That’s nothing more or less than expecting the normal returns that the stock market has returned over almost any longer-term horizon: 50, 100, 200 years -- whatever you want. It’s known in some corners as “Siegel’s Constant,” based on the work of Wharton professor Jeremy Siegel, who documented the remarkable consistency of real returns to come out at that level over almost any lengthy time period.
The last 10 years of essentially zero returns in the market just make slightly outperforming that level a little bit more likely going forward, but they don’t make returns going forward much better than that.
Don’t ask me about a time period much shorter than the next 20 years. I’ve got little insight on that. Dow 10,000? Maybe. I hope so. I’m a net buyer of stocks over the next 20 years, so logically I’m hoping for better prices.
Brokamp: I don't think too much about the Dow since it's a quirky price-weighted index (which means that a stock that trades at $50 a share has twice as much influence as one that trades as $25 a share -- regardless of the companies' market caps). But I will point out that the dividend yield on the S&P 500 is above 2% for the first time since the mid-1990s, which means it's gradually becoming a better value. At some point, home prices and the dollar will stop dropping, and once again U.S. stocks will become investors' favorite flavor. I don't think that will happen in the next year or two, but I'm also not selling all my stocks in an attempt to time the market. My 401(k) contributions now buy more shares, as do my (higher) reinvested dividends. I'm confident it'll pay off in the long term.
3. What's the single most important lesson to take away from this volatile market?
Cross: Don’t lose sight of why you buy stocks in the first place. Hopefully you’re not trying to pick up a few points here and there before trying to time a peak and get out. Rather, focus on owning businesses that are creating sustainable value for their shareholders. And keep in mind that regardless of what the stock price is doing over the course of a month, the company value is growing. In the end, you’ll see the payoff, as long as you learn to navigate the bumps in the road.
Barker: Diversification, as always. Don’t have your portfolio concentrated in a few stocks, or just stocks (you should have exposure to bonds, commodities, real estate, etc.). And you should have some international holdings.
If you’re nearing retirement, you should be increasing your bond holdings -- the usual things. There’s nothing at all about this market that is remarkable. It’s just a reminder of lessons that have been well-documented for decades.
Brokamp: You cannot rely on one type of asset category to pull you through. While the S&P 500-tracking SPDRs

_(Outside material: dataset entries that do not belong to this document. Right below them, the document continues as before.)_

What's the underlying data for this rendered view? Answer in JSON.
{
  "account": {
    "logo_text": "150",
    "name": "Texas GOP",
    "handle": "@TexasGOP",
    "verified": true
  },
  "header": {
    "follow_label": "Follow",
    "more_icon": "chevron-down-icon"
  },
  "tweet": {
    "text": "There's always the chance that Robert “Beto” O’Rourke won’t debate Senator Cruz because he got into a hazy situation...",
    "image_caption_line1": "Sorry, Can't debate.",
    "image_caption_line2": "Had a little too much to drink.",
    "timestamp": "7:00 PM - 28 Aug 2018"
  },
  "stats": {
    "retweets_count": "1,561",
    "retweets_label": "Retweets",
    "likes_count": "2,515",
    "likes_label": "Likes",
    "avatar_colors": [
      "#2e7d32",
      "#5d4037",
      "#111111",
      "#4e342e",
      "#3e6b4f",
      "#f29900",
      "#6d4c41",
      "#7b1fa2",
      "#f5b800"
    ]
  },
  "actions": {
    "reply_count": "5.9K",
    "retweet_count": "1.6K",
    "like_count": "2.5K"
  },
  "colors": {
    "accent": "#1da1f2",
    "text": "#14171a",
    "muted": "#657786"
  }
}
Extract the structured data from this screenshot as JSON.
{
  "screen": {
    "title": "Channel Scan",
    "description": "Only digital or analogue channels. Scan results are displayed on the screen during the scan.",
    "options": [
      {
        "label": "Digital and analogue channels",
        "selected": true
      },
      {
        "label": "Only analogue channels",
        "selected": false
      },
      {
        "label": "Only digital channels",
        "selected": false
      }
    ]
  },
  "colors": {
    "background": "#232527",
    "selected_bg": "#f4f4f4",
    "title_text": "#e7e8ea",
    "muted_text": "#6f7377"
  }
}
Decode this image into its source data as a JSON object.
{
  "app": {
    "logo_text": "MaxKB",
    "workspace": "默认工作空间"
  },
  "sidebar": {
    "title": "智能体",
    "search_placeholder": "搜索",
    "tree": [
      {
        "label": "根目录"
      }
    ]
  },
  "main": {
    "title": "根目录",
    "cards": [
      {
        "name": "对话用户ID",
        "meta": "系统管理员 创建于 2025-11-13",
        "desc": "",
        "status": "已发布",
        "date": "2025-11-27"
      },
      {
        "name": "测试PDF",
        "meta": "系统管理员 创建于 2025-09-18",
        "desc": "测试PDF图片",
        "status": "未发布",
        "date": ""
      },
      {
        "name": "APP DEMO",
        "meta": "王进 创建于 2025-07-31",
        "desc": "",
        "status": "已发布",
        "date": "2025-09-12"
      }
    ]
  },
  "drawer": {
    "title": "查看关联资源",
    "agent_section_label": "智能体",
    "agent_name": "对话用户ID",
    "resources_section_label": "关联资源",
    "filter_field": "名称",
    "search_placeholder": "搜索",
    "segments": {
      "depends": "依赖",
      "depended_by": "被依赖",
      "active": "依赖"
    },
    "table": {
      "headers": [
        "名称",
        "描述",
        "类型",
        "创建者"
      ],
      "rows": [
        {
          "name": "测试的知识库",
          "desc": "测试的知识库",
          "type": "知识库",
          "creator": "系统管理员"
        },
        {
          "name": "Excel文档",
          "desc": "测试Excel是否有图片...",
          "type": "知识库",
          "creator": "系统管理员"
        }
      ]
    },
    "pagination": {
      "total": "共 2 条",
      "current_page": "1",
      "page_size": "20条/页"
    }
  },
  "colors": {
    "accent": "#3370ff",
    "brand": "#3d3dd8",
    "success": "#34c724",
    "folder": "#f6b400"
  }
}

Brian Richards owns shares of the Vanguard 500 index. Andy Cross owns shares of Johnson & Johnson. Bill Barker owns shares of the iShares MSCI EAFE Index. Robert Brokamp owns none of the companies mentioned here. Coca-Cola is an Inside Value selection. Johnson & Johnson is an Income Investor pick. Apple is a Stock Advisor recommendation. The Motley Fool owns shares of SPDRs. The Motley Fool has a disclosure policy.